[Record extracts]
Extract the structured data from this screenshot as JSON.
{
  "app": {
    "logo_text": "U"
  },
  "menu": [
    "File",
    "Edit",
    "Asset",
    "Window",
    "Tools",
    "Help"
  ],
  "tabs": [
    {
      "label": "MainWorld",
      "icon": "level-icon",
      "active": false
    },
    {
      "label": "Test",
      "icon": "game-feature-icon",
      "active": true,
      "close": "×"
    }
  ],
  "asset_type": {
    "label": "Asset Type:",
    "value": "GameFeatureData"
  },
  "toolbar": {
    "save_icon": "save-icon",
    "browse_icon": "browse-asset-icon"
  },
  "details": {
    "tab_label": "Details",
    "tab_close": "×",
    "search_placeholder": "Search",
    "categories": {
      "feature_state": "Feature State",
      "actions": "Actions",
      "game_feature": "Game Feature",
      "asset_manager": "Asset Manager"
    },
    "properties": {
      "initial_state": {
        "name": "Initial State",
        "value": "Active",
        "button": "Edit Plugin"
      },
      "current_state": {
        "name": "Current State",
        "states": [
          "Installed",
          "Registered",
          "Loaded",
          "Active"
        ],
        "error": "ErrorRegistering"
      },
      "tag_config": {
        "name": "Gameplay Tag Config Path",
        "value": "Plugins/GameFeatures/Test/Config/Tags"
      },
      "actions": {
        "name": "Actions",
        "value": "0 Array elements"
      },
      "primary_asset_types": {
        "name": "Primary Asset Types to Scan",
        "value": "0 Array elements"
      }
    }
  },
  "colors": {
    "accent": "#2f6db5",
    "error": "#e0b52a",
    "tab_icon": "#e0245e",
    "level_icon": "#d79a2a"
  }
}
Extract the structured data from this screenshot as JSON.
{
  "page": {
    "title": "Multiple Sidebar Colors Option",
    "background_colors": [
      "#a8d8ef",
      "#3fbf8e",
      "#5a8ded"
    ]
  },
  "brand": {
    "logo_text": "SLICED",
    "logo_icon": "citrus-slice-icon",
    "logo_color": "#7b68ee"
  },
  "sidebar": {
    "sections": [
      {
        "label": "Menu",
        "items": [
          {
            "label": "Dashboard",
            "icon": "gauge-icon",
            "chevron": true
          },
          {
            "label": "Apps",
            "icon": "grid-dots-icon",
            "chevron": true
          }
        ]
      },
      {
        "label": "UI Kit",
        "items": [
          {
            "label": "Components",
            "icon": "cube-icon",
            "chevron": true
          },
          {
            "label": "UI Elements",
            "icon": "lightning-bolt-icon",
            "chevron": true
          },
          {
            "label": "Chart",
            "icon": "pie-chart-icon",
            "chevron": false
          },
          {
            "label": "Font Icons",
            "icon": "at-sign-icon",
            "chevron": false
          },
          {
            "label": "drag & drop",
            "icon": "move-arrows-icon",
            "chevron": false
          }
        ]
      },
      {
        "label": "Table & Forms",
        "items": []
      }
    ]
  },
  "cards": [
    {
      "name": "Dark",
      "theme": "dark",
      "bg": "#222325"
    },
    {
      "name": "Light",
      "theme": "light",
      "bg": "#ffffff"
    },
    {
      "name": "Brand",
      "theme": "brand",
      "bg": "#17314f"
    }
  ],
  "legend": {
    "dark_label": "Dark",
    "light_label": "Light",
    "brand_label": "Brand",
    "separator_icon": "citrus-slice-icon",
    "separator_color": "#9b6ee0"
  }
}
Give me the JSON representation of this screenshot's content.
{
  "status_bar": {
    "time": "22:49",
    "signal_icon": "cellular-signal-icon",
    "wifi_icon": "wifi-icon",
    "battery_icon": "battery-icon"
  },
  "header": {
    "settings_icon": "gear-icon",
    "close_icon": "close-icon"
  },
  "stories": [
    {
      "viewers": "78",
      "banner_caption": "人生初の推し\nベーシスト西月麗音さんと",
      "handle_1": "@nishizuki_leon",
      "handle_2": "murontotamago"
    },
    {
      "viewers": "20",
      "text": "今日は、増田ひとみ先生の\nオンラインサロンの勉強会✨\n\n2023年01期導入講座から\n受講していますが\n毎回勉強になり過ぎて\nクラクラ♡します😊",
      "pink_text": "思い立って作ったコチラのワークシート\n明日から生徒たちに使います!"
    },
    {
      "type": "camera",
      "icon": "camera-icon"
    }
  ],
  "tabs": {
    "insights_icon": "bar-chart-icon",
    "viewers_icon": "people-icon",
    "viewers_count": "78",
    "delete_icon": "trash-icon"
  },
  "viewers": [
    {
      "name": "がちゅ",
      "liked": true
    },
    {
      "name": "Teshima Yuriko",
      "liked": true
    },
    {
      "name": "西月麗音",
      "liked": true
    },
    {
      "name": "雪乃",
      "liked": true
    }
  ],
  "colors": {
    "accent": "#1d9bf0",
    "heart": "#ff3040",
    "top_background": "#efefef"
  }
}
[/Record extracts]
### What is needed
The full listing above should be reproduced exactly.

### Answer for this exercise
Extract the structured data from this screenshot as JSON.
{
  "app": {
    "logo_text": "U"
  },
  "menu": [
    "File",
    "Edit",
    "Asset",
    "Window",
    "Tools",
    "Help"
  ],
  "tabs": [
    {
      "label": "MainWorld",
      "icon": "level-icon",
      "active": false
    },
    {
      "label": "Test",
      "icon": "game-feature-icon",
      "active": true,
      "close": "×"
    }
  ],
  "asset_type": {
    "label": "Asset Type:",
    "value": "GameFeatureData"
  },
  "toolbar": {
    "save_icon": "save-icon",
    "browse_icon": "browse-asset-icon"
  },
  "details": {
    "tab_label": "Details",
    "tab_close": "×",
    "search_placeholder": "Search",
    "categories": {
      "feature_state": "Feature State",
      "actions": "Actions",
      "game_feature": "Game Feature",
      "asset_manager": "Asset Manager"
    },
    "properties": {
      "initial_state": {
        "name": "Initial State",
        "value": "Active",
        "button": "Edit Plugin"
      },
      "current_state": {
        "name": "Current State",
        "states": [
          "Installed",
          "Registered",
          "Loaded",
          "Active"
        ],
        "error": "ErrorRegistering"
      },
      "tag_config": {
        "name": "Gameplay Tag Config Path",
        "value": "Plugins/GameFeatures/Test/Config/Tags"
      },
      "actions": {
        "name": "Actions",
        "value": "0 Array elements"
      },
      "primary_asset_types": {
        "name": "Primary Asset Types to Scan",
        "value": "0 Array elements"
      }
    }
  },
  "colors": {
    "accent": "#2f6db5",
    "error": "#e0b52a",
    "tab_icon": "#e0245e",
    "level_icon": "#d79a2a"
  }
}
Extract the structured data from this screenshot as JSON.
{
  "page": {
    "title": "Multiple Sidebar Colors Option",
    "background_colors": [
      "#a8d8ef",
      "#3fbf8e",
      "#5a8ded"
    ]
  },
  "brand": {
    "logo_text": "SLICED",
    "logo_icon": "citrus-slice-icon",
    "logo_color": "#7b68ee"
  },
  "sidebar": {
    "sections": [
      {
        "label": "Menu",
        "items": [
          {
            "label": "Dashboard",
            "icon": "gauge-icon",
            "chevron": true
          },
          {
            "label": "Apps",
            "icon": "grid-dots-icon",
            "chevron": true
          }
        ]
      },
      {
        "label": "UI Kit",
        "items": [
          {
            "label": "Components",
            "icon": "cube-icon",
            "chevron": true
          },
          {
            "label": "UI Elements",
            "icon": "lightning-bolt-icon",
            "chevron": true
          },
          {
            "label": "Chart",
            "icon": "pie-chart-icon",
            "chevron": false
          },
          {
            "label": "Font Icons",
            "icon": "at-sign-icon",
            "chevron": false
          },
          {
            "label": "drag & drop",
            "icon": "move-arrows-icon",
            "chevron": false
          }
        ]
      },
      {
        "label": "Table & Forms",
        "items": []
      }
    ]
  },
  "cards": [
    {
      "name": "Dark",
      "theme": "dark",
      "bg": "#222325"
    },
    {
      "name": "Light",
      "theme": "light",
      "bg": "#ffffff"
    },
    {
      "name": "Brand",
      "theme": "brand",
      "bg": "#17314f"
    }
  ],
  "legend": {
    "dark_label": "Dark",
    "light_label": "Light",
    "brand_label": "Brand",
    "separator_icon": "citrus-slice-icon",
    "separator_color": "#9b6ee0"
  }
}
Give me the JSON representation of this screenshot's content.
{
  "status_bar": {
    "time": "22:49",
    "signal_icon": "cellular-signal-icon",
    "wifi_icon": "wifi-icon",
    "battery_icon": "battery-icon"
  },
  "header": {
    "settings_icon": "gear-icon",
    "close_icon": "close-icon"
  },
  "stories": [
    {
      "viewers": "78",
      "banner_caption": "人生初の推し\nベーシスト西月麗音さんと",
      "handle_1": "@nishizuki_leon",
      "handle_2": "murontotamago"
    },
    {
      "viewers": "20",
      "text": "今日は、増田ひとみ先生の\nオンラインサロンの勉強会✨\n\n2023年01期導入講座から\n受講していますが\n毎回勉強になり過ぎて\nクラクラ♡します😊",
      "pink_text": "思い立って作ったコチラのワークシート\n明日から生徒たちに使います!"
    },
    {
      "type": "camera",
      "icon": "camera-icon"
    }
  ],
  "tabs": {
    "insights_icon": "bar-chart-icon",
    "viewers_icon": "people-icon",
    "viewers_count": "78",
    "delete_icon": "trash-icon"
  },
  "viewers": [
    {
      "name": "がちゅ",
      "liked": true
    },
    {
      "name": "Teshima Yuriko",
      "liked": true
    },
    {
      "name": "西月麗音",
      "liked": true
    },
    {
      "name": "雪乃",
      "liked": true
    }
  ],
  "colors": {
    "accent": "#1d9bf0",
    "heart": "#ff3040",
    "top_background": "#efefef"
  }
}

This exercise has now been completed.